__AIM OF THE TASK__. Images are to be left out; everything else in the records gets copied exactly.

++++ INPUT FOR THIS TASK

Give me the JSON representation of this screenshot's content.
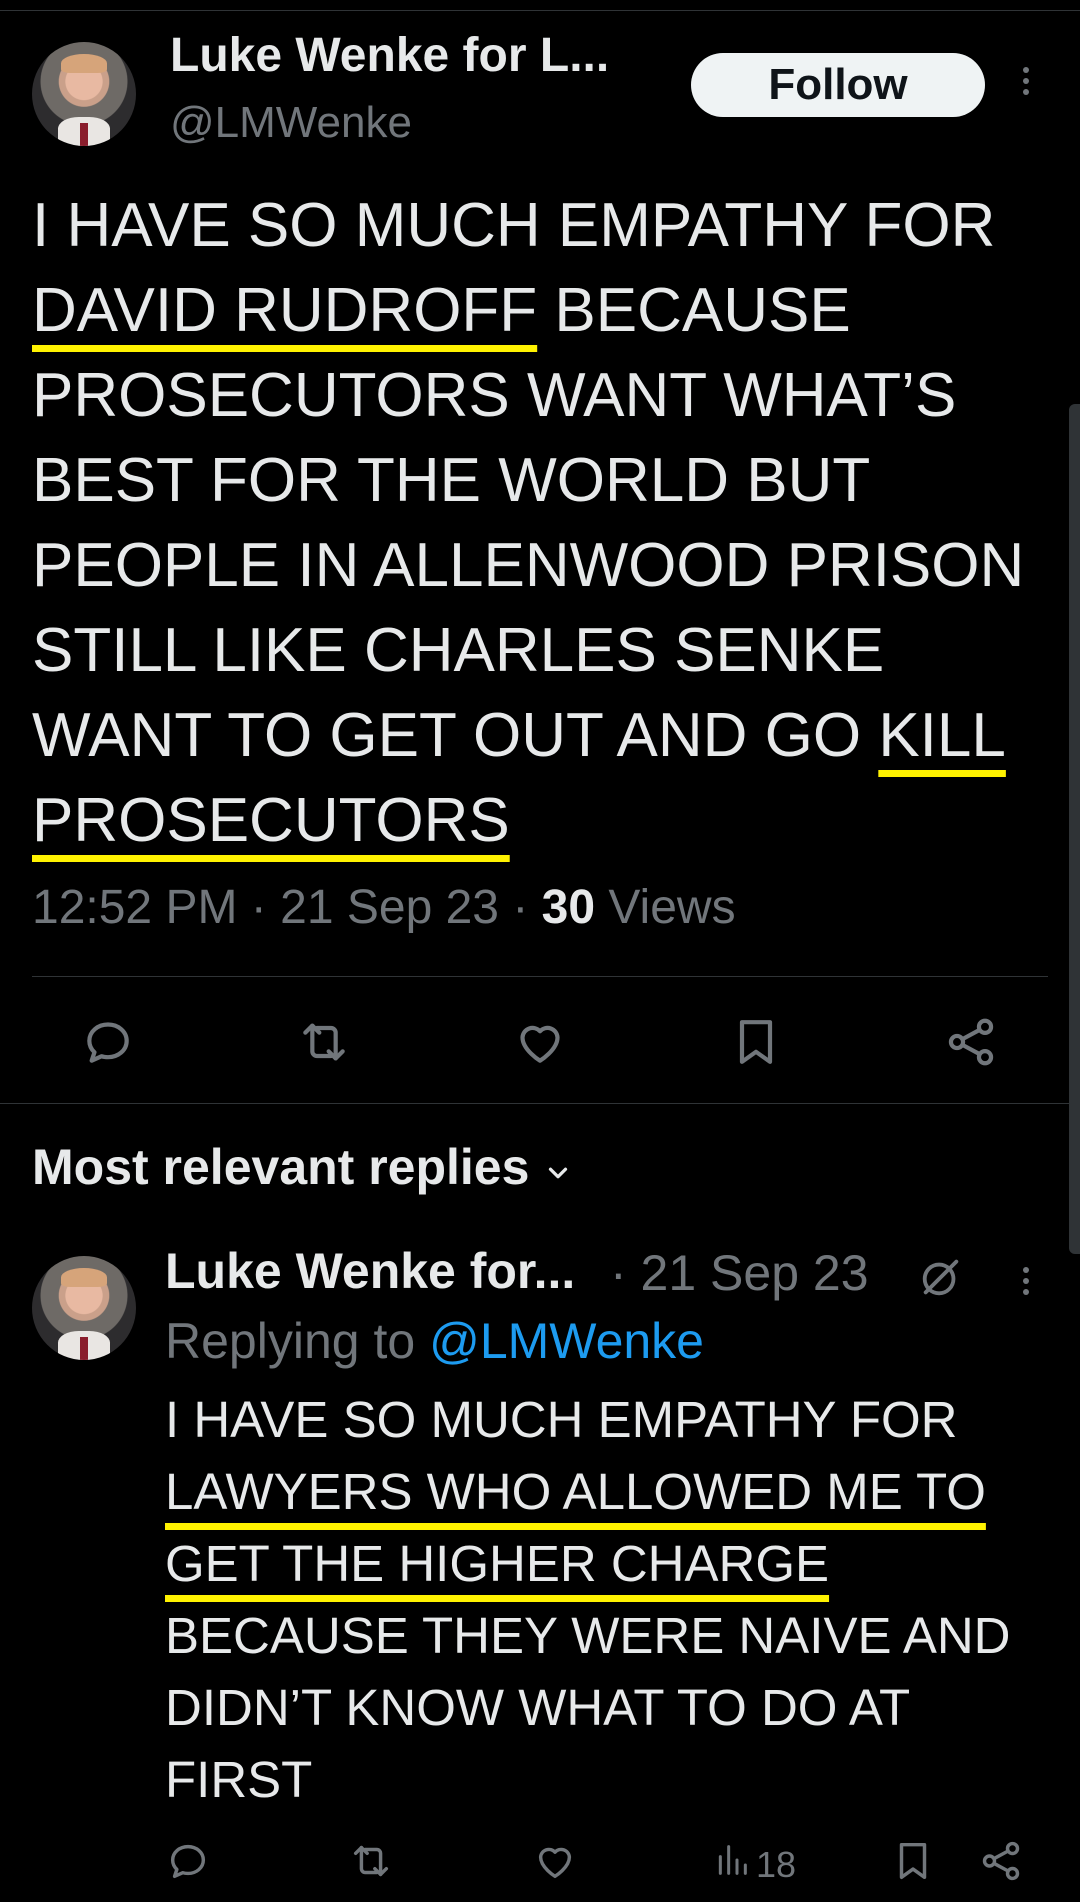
{
  "tweet": {
    "author_name": "Luke Wenke for L...",
    "handle": "@LMWenke",
    "follow_label": "Follow",
    "text": [
      {
        "t": "I HAVE SO MUCH EMPATHY FOR "
      },
      {
        "t": "DAVID RUDROFF",
        "hl": true
      },
      {
        "t": " BECAUSE PROSECUTORS WANT WHAT’S BEST FOR THE WORLD BUT PEOPLE IN ALLENWOOD PRISON STILL LIKE CHARLES SENKE WANT TO GET OUT AND GO "
      },
      {
        "t": "KILL PROSECUTORS",
        "hl": true
      }
    ],
    "time": "12:52 PM",
    "date": "21 Sep 23",
    "views_count": "30",
    "views_label": "Views",
    "actions": [
      "reply-icon",
      "retweet-icon",
      "like-icon",
      "bookmark-icon",
      "share-icon"
    ]
  },
  "replies_header": "Most relevant replies",
  "reply": {
    "author_name": "Luke Wenke for...",
    "date": "· 21 Sep 23",
    "replying_to_label": "Replying to",
    "replying_to_handle": "@LMWenke",
    "text": [
      {
        "t": "I HAVE SO MUCH EMPATHY FOR "
      },
      {
        "t": "LAWYERS WHO ALLOWED ME TO GET THE HIGHER CHARGE",
        "hl": true
      },
      {
        "t": " BECAUSE THEY WERE NAIVE AND DIDN’T KNOW WHAT TO DO AT FIRST"
      }
    ],
    "views_count": "18",
    "actions": [
      "reply-icon",
      "retweet-icon",
      "like-icon",
      "views-icon",
      "bookmark-icon",
      "share-icon"
    ]
  },
  "colors": {
    "background": "#000000",
    "text": "#e7e9ea",
    "secondary": "#71767b",
    "link": "#1d9bf0",
    "highlight_underline": "#fff200"
  }
}
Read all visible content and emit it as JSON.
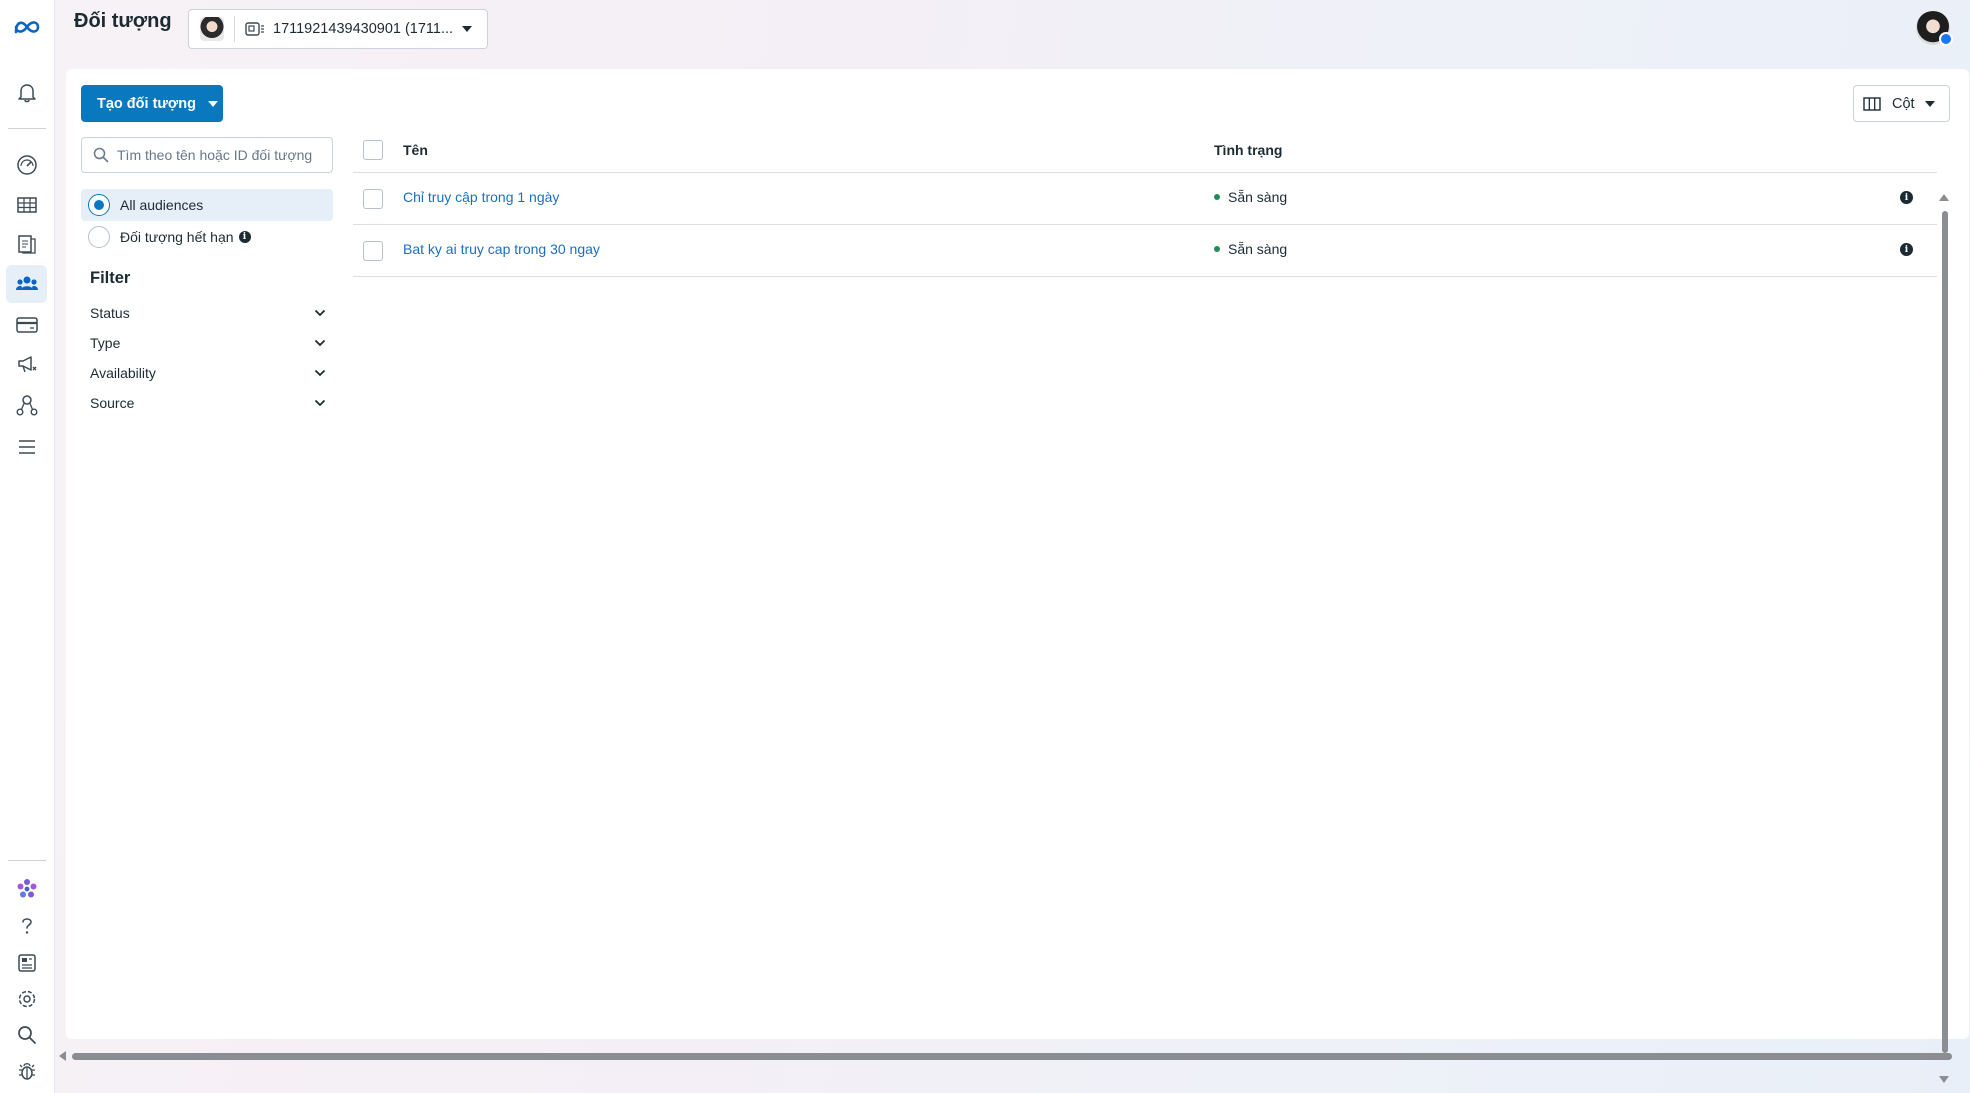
{
  "app": {
    "page_title": "Đối tượng",
    "account_id": "1711921439430901 (1711..."
  },
  "nav": {
    "items": [
      {
        "icon": "meta-logo-icon"
      },
      {
        "icon": "bell-icon"
      },
      {
        "icon": "dashboard-icon"
      },
      {
        "icon": "table-icon"
      },
      {
        "icon": "pages-icon"
      },
      {
        "icon": "audiences-icon",
        "active": true
      },
      {
        "icon": "billing-card-icon"
      },
      {
        "icon": "megaphone-icon"
      },
      {
        "icon": "hierarchy-icon"
      },
      {
        "icon": "menu-icon"
      },
      {
        "icon": "flower-icon"
      },
      {
        "icon": "help-icon"
      },
      {
        "icon": "news-icon"
      },
      {
        "icon": "settings-gear-icon"
      },
      {
        "icon": "search-icon"
      },
      {
        "icon": "bug-icon"
      }
    ]
  },
  "toolbar": {
    "create_label": "Tạo đối tượng",
    "columns_label": "Cột"
  },
  "sidebar": {
    "search_placeholder": "Tìm theo tên hoặc ID đối tượng",
    "views": [
      {
        "label": "All audiences",
        "selected": true
      },
      {
        "label": "Đối tượng hết hạn",
        "selected": false
      }
    ],
    "filter_title": "Filter",
    "filters": [
      "Status",
      "Type",
      "Availability",
      "Source"
    ]
  },
  "table": {
    "columns": [
      "Tên",
      "Tình trạng"
    ],
    "rows": [
      {
        "name": "Chỉ truy cập trong 1 ngày",
        "status": "Sẵn sàng"
      },
      {
        "name": "Bat ky ai truy cap trong 30 ngay",
        "status": "Sẵn sàng"
      }
    ]
  },
  "colors": {
    "accent": "#0a78be",
    "link": "#1a6fc2",
    "status_ready": "#1e8d57"
  }
}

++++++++

__TASK SOLUTION__.
Give me the JSON representation of this screenshot's content.
{
  "tweet": {
    "author_name": "Luke Wenke for L...",
    "handle": "@LMWenke",
    "follow_label": "Follow",
    "text": [
      {
        "t": "I HAVE SO MUCH EMPATHY FOR "
      },
      {
        "t": "DAVID RUDROFF",
        "hl": true
      },
      {
        "t": " BECAUSE PROSECUTORS WANT WHAT’S BEST FOR THE WORLD BUT PEOPLE IN ALLENWOOD PRISON STILL LIKE CHARLES SENKE WANT TO GET OUT AND GO "
      },
      {
        "t": "KILL PROSECUTORS",
        "hl": true
      }
    ],
    "time": "12:52 PM",
    "date": "21 Sep 23",
    "views_count": "30",
    "views_label": "Views",
    "actions": [
      "reply-icon",
      "retweet-icon",
      "like-icon",
      "bookmark-icon",
      "share-icon"
    ]
  },
  "replies_header": "Most relevant replies",
  "reply": {
    "author_name": "Luke Wenke for...",
    "date": "· 21 Sep 23",
    "replying_to_label": "Replying to",
    "replying_to_handle": "@LMWenke",
    "text": [
      {
        "t": "I HAVE SO MUCH EMPATHY FOR "
      },
      {
        "t": "LAWYERS WHO ALLOWED ME TO GET THE HIGHER CHARGE",
        "hl": true
      },
      {
        "t": " BECAUSE THEY WERE NAIVE AND DIDN’T KNOW WHAT TO DO AT FIRST"
      }
    ],
    "views_count": "18",
    "actions": [
      "reply-icon",
      "retweet-icon",
      "like-icon",
      "views-icon",
      "bookmark-icon",
      "share-icon"
    ]
  },
  "colors": {
    "background": "#000000",
    "text": "#e7e9ea",
    "secondary": "#71767b",
    "link": "#1d9bf0",
    "highlight_underline": "#fff200"
  }
}
Read all visible content and emit it as JSON.
{
  "app": {
    "page_title": "Đối tượng",
    "account_id": "1711921439430901 (1711..."
  },
  "nav": {
    "items": [
      {
        "icon": "meta-logo-icon"
      },
      {
        "icon": "bell-icon"
      },
      {
        "icon": "dashboard-icon"
      },
      {
        "icon": "table-icon"
      },
      {
        "icon": "pages-icon"
      },
      {
        "icon": "audiences-icon",
        "active": true
      },
      {
        "icon": "billing-card-icon"
      },
      {
        "icon": "megaphone-icon"
      },
      {
        "icon": "hierarchy-icon"
      },
      {
        "icon": "menu-icon"
      },
      {
        "icon": "flower-icon"
      },
      {
        "icon": "help-icon"
      },
      {
        "icon": "news-icon"
      },
      {
        "icon": "settings-gear-icon"
      },
      {
        "icon": "search-icon"
      },
      {
        "icon": "bug-icon"
      }
    ]
  },
  "toolbar": {
    "create_label": "Tạo đối tượng",
    "columns_label": "Cột"
  },
  "sidebar": {
    "search_placeholder": "Tìm theo tên hoặc ID đối tượng",
    "views": [
      {
        "label": "All audiences",
        "selected": true
      },
      {
        "label": "Đối tượng hết hạn",
        "selected": false
      }
    ],
    "filter_title": "Filter",
    "filters": [
      "Status",
      "Type",
      "Availability",
      "Source"
    ]
  },
  "table": {
    "columns": [
      "Tên",
      "Tình trạng"
    ],
    "rows": [
      {
        "name": "Chỉ truy cập trong 1 ngày",
        "status": "Sẵn sàng"
      },
      {
        "name": "Bat ky ai truy cap trong 30 ngay",
        "status": "Sẵn sàng"
      }
    ]
  },
  "colors": {
    "accent": "#0a78be",
    "link": "#1a6fc2",
    "status_ready": "#1e8d57"
  }
}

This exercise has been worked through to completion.